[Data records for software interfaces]

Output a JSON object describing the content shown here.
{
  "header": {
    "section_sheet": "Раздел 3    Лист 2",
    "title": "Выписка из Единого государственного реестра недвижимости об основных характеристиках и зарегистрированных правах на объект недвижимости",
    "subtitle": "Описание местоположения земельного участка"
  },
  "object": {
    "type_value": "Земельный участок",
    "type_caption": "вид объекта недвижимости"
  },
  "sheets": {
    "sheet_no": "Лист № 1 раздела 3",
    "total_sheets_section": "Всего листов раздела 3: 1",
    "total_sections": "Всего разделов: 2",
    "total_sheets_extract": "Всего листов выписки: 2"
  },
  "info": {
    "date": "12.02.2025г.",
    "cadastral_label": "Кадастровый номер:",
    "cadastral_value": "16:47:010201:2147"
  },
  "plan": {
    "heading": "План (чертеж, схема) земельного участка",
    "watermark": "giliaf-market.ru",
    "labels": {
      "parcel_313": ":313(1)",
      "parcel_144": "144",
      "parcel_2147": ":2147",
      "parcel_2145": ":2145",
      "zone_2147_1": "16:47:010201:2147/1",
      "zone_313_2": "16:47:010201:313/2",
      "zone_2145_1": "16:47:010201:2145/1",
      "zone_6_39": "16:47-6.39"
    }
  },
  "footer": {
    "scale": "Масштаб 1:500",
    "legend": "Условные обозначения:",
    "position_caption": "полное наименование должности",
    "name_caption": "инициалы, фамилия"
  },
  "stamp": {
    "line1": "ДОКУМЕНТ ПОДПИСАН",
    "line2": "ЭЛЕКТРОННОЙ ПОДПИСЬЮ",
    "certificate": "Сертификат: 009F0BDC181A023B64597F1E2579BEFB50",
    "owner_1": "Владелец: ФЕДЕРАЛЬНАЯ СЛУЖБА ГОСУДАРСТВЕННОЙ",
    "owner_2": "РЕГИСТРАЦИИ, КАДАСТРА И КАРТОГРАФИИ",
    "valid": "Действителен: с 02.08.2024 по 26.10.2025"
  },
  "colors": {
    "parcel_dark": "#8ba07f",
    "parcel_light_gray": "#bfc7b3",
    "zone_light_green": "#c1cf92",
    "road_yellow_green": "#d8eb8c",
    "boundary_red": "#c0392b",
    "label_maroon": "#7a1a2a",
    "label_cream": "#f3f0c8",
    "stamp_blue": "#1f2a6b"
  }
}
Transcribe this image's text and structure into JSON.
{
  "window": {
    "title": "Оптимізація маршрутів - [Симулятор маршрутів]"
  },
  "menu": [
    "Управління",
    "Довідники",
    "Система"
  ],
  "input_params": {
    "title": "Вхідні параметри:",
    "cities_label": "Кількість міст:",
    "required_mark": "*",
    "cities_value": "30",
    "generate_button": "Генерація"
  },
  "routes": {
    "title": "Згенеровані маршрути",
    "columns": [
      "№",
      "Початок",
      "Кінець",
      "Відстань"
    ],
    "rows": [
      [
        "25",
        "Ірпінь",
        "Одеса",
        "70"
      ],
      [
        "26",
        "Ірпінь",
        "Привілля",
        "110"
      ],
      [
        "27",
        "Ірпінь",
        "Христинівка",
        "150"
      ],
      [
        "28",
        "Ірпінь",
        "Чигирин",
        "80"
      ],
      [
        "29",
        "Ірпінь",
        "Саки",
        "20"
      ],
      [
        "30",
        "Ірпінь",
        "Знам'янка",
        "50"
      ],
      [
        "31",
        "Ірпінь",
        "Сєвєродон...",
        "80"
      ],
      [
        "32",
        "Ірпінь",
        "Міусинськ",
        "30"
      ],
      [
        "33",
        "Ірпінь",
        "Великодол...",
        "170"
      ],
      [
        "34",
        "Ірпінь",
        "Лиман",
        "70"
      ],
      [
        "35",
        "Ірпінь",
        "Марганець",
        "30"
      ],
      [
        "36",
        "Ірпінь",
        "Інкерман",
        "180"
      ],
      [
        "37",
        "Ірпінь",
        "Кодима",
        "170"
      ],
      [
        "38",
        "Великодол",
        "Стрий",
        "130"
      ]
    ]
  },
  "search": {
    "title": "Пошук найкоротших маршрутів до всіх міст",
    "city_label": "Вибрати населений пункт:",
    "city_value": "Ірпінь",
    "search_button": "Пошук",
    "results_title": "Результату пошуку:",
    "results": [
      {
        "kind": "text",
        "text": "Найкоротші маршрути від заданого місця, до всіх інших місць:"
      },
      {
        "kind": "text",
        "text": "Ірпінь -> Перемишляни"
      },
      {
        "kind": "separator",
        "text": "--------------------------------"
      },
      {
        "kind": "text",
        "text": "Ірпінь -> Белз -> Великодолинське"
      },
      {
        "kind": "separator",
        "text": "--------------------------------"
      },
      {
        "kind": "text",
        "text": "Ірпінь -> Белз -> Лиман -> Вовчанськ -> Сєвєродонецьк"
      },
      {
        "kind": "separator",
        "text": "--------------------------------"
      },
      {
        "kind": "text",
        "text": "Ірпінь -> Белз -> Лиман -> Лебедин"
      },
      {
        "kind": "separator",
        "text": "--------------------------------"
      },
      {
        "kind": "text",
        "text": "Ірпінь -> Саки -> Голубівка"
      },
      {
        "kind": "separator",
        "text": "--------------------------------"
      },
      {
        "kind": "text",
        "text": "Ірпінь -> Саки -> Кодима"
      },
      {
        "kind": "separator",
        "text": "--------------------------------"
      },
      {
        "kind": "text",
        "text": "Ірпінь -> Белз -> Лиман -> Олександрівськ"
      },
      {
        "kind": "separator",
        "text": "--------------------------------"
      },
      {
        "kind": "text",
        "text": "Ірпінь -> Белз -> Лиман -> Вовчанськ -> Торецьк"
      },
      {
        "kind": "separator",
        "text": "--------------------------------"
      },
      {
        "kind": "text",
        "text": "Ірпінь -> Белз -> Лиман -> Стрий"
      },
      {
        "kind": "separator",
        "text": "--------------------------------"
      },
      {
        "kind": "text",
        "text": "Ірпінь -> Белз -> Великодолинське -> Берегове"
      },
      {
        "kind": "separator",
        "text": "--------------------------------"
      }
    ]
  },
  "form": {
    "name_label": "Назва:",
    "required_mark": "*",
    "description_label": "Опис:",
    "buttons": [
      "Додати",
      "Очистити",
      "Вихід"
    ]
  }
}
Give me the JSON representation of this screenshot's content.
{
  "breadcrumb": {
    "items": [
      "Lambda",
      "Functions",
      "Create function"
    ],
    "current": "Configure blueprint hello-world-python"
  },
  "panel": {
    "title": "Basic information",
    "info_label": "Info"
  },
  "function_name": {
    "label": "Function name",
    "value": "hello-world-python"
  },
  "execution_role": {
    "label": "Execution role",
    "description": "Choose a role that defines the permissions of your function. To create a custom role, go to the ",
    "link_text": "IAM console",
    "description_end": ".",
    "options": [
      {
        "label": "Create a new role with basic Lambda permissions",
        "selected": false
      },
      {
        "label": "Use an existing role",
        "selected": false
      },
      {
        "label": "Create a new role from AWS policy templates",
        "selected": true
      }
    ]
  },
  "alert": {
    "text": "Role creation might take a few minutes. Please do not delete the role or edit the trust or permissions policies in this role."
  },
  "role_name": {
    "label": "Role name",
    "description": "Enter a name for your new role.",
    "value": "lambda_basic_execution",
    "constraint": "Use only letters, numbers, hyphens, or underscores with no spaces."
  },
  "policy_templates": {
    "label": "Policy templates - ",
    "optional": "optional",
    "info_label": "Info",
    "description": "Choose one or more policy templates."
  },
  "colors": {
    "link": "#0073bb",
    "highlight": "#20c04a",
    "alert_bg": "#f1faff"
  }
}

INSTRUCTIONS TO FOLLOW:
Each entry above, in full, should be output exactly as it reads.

REPLY:
Output a JSON object describing the content shown here.
{
  "header": {
    "section_sheet": "Раздел 3    Лист 2",
    "title": "Выписка из Единого государственного реестра недвижимости об основных характеристиках и зарегистрированных правах на объект недвижимости",
    "subtitle": "Описание местоположения земельного участка"
  },
  "object": {
    "type_value": "Земельный участок",
    "type_caption": "вид объекта недвижимости"
  },
  "sheets": {
    "sheet_no": "Лист № 1 раздела 3",
    "total_sheets_section": "Всего листов раздела 3: 1",
    "total_sections": "Всего разделов: 2",
    "total_sheets_extract": "Всего листов выписки: 2"
  },
  "info": {
    "date": "12.02.2025г.",
    "cadastral_label": "Кадастровый номер:",
    "cadastral_value": "16:47:010201:2147"
  },
  "plan": {
    "heading": "План (чертеж, схема) земельного участка",
    "watermark": "giliaf-market.ru",
    "labels": {
      "parcel_313": ":313(1)",
      "parcel_144": "144",
      "parcel_2147": ":2147",
      "parcel_2145": ":2145",
      "zone_2147_1": "16:47:010201:2147/1",
      "zone_313_2": "16:47:010201:313/2",
      "zone_2145_1": "16:47:010201:2145/1",
      "zone_6_39": "16:47-6.39"
    }
  },
  "footer": {
    "scale": "Масштаб 1:500",
    "legend": "Условные обозначения:",
    "position_caption": "полное наименование должности",
    "name_caption": "инициалы, фамилия"
  },
  "stamp": {
    "line1": "ДОКУМЕНТ ПОДПИСАН",
    "line2": "ЭЛЕКТРОННОЙ ПОДПИСЬЮ",
    "certificate": "Сертификат: 009F0BDC181A023B64597F1E2579BEFB50",
    "owner_1": "Владелец: ФЕДЕРАЛЬНАЯ СЛУЖБА ГОСУДАРСТВЕННОЙ",
    "owner_2": "РЕГИСТРАЦИИ, КАДАСТРА И КАРТОГРАФИИ",
    "valid": "Действителен: с 02.08.2024 по 26.10.2025"
  },
  "colors": {
    "parcel_dark": "#8ba07f",
    "parcel_light_gray": "#bfc7b3",
    "zone_light_green": "#c1cf92",
    "road_yellow_green": "#d8eb8c",
    "boundary_red": "#c0392b",
    "label_maroon": "#7a1a2a",
    "label_cream": "#f3f0c8",
    "stamp_blue": "#1f2a6b"
  }
}
Transcribe this image's text and structure into JSON.
{
  "window": {
    "title": "Оптимізація маршрутів - [Симулятор маршрутів]"
  },
  "menu": [
    "Управління",
    "Довідники",
    "Система"
  ],
  "input_params": {
    "title": "Вхідні параметри:",
    "cities_label": "Кількість міст:",
    "required_mark": "*",
    "cities_value": "30",
    "generate_button": "Генерація"
  },
  "routes": {
    "title": "Згенеровані маршрути",
    "columns": [
      "№",
      "Початок",
      "Кінець",
      "Відстань"
    ],
    "rows": [
      [
        "25",
        "Ірпінь",
        "Одеса",
        "70"
      ],
      [
        "26",
        "Ірпінь",
        "Привілля",
        "110"
      ],
      [
        "27",
        "Ірпінь",
        "Христинівка",
        "150"
      ],
      [
        "28",
        "Ірпінь",
        "Чигирин",
        "80"
      ],
      [
        "29",
        "Ірпінь",
        "Саки",
        "20"
      ],
      [
        "30",
        "Ірпінь",
        "Знам'янка",
        "50"
      ],
      [
        "31",
        "Ірпінь",
        "Сєвєродон...",
        "80"
      ],
      [
        "32",
        "Ірпінь",
        "Міусинськ",
        "30"
      ],
      [
        "33",
        "Ірпінь",
        "Великодол...",
        "170"
      ],
      [
        "34",
        "Ірпінь",
        "Лиман",
        "70"
      ],
      [
        "35",
        "Ірпінь",
        "Марганець",
        "30"
      ],
      [
        "36",
        "Ірпінь",
        "Інкерман",
        "180"
      ],
      [
        "37",
        "Ірпінь",
        "Кодима",
        "170"
      ],
      [
        "38",
        "Великодол",
        "Стрий",
        "130"
      ]
    ]
  },
  "search": {
    "title": "Пошук найкоротших маршрутів до всіх міст",
    "city_label": "Вибрати населений пункт:",
    "city_value": "Ірпінь",
    "search_button": "Пошук",
    "results_title": "Результату пошуку:",
    "results": [
      {
        "kind": "text",
        "text": "Найкоротші маршрути від заданого місця, до всіх інших місць:"
      },
      {
        "kind": "text",
        "text": "Ірпінь -> Перемишляни"
      },
      {
        "kind": "separator",
        "text": "--------------------------------"
      },
      {
        "kind": "text",
        "text": "Ірпінь -> Белз -> Великодолинське"
      },
      {
        "kind": "separator",
        "text": "--------------------------------"
      },
      {
        "kind": "text",
        "text": "Ірпінь -> Белз -> Лиман -> Вовчанськ -> Сєвєродонецьк"
      },
      {
        "kind": "separator",
        "text": "--------------------------------"
      },
      {
        "kind": "text",
        "text": "Ірпінь -> Белз -> Лиман -> Лебедин"
      },
      {
        "kind": "separator",
        "text": "--------------------------------"
      },
      {
        "kind": "text",
        "text": "Ірпінь -> Саки -> Голубівка"
      },
      {
        "kind": "separator",
        "text": "--------------------------------"
      },
      {
        "kind": "text",
        "text": "Ірпінь -> Саки -> Кодима"
      },
      {
        "kind": "separator",
        "text": "--------------------------------"
      },
      {
        "kind": "text",
        "text": "Ірпінь -> Белз -> Лиман -> Олександрівськ"
      },
      {
        "kind": "separator",
        "text": "--------------------------------"
      },
      {
        "kind": "text",
        "text": "Ірпінь -> Белз -> Лиман -> Вовчанськ -> Торецьк"
      },
      {
        "kind": "separator",
        "text": "--------------------------------"
      },
      {
        "kind": "text",
        "text": "Ірпінь -> Белз -> Лиман -> Стрий"
      },
      {
        "kind": "separator",
        "text": "--------------------------------"
      },
      {
        "kind": "text",
        "text": "Ірпінь -> Белз -> Великодолинське -> Берегове"
      },
      {
        "kind": "separator",
        "text": "--------------------------------"
      }
    ]
  },
  "form": {
    "name_label": "Назва:",
    "required_mark": "*",
    "description_label": "Опис:",
    "buttons": [
      "Додати",
      "Очистити",
      "Вихід"
    ]
  }
}
Give me the JSON representation of this screenshot's content.
{
  "breadcrumb": {
    "items": [
      "Lambda",
      "Functions",
      "Create function"
    ],
    "current": "Configure blueprint hello-world-python"
  },
  "panel": {
    "title": "Basic information",
    "info_label": "Info"
  },
  "function_name": {
    "label": "Function name",
    "value": "hello-world-python"
  },
  "execution_role": {
    "label": "Execution role",
    "description": "Choose a role that defines the permissions of your function. To create a custom role, go to the ",
    "link_text": "IAM console",
    "description_end": ".",
    "options": [
      {
        "label": "Create a new role with basic Lambda permissions",
        "selected": false
      },
      {
        "label": "Use an existing role",
        "selected": false
      },
      {
        "label": "Create a new role from AWS policy templates",
        "selected": true
      }
    ]
  },
  "alert": {
    "text": "Role creation might take a few minutes. Please do not delete the role or edit the trust or permissions policies in this role."
  },
  "role_name": {
    "label": "Role name",
    "description": "Enter a name for your new role.",
    "value": "lambda_basic_execution",
    "constraint": "Use only letters, numbers, hyphens, or underscores with no spaces."
  },
  "policy_templates": {
    "label": "Policy templates - ",
    "optional": "optional",
    "info_label": "Info",
    "description": "Choose one or more policy templates."
  },
  "colors": {
    "link": "#0073bb",
    "highlight": "#20c04a",
    "alert_bg": "#f1faff"
  }
}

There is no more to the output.